Credit Crunch Not All Doom and Gloom
24 July, 2008 | Web design
Speculation about falling house prices in the UK is rife at present, with officials from various related industries making their predictions.
According to a report from the Nationwide Building Society stated that after ten years of enjoying a housing boom, it saw in May house prices tumbling by 2.5%. This being the largest monthly fall recorded by Nationwide since 1991, making house prices 4.4% lower than they were this time last year.
Peter Bolton king, Chief executive of the National Association of Estate Agents (NAEA) believes, "There is no denying that the credit crunch has affected confidence in the market - especially first time buyers who are finding it hard to find financing to get on the ladder- but it is still important to remember that the underlying factors that support the property market remain: low unemployment, historically low interest rates and a pent - up demand for houses. Therefore, rather than a dramatic fall that some doom and gloom merchants are predicting, it shows we are looking at a return to a more steady market rather than the fantastic prices hikes we have seen in the previous 10 years."
Local Government and The Department of Communities state that, "When looking at trends in the market, it is important to remember that UK house prices are 39% higher than five years ago. The current issue affecting the market is fundamentally about the supply of credit -a very different situation to the early 1990s which was about high interest rates and unemployment."

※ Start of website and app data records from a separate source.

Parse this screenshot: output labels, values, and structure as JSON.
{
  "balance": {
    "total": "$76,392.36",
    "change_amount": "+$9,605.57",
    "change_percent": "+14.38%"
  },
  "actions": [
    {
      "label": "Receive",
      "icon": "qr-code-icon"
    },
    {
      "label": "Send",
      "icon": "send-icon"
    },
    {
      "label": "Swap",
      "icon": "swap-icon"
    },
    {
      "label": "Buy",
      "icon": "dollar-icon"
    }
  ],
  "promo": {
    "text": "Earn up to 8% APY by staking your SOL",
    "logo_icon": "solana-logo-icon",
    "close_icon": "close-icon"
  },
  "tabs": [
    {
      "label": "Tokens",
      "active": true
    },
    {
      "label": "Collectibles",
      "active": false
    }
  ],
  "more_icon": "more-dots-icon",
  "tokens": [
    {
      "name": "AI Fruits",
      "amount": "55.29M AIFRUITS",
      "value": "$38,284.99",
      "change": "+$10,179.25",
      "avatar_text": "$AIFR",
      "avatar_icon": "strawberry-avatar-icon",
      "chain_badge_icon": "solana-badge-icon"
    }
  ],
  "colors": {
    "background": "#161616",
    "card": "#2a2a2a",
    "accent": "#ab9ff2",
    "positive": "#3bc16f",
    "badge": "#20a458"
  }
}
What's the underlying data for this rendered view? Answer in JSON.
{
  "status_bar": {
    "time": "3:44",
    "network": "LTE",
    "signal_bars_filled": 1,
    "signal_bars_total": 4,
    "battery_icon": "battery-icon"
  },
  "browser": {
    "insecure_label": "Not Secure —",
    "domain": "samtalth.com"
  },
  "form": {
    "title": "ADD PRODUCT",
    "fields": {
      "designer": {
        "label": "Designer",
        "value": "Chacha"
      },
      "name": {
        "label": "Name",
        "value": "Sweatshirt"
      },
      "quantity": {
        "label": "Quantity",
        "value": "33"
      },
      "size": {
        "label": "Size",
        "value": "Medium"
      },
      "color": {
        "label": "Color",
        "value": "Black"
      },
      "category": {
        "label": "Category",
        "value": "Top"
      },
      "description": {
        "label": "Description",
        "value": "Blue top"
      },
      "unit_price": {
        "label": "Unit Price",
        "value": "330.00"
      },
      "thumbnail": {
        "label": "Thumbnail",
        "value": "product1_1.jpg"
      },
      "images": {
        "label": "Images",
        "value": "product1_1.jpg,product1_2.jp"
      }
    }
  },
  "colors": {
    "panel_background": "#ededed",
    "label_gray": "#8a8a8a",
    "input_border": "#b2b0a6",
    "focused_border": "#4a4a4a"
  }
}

The Royal Institute of Chartered Surveyors states that, "The difficulties in the mortgage Market are stretching accessibility and threaten to reduce transaction levels By 40% this year. With buyers unable to secure financing on reasonable terms, Some sellers are now choosing to cut prices. The market will only stabilise once transaction volumes recover. The government and the Bank of England should continue to implement measures to restore the smooth functioning the mortgage market, before the drop in transactions and prices begins to really hurt the economy."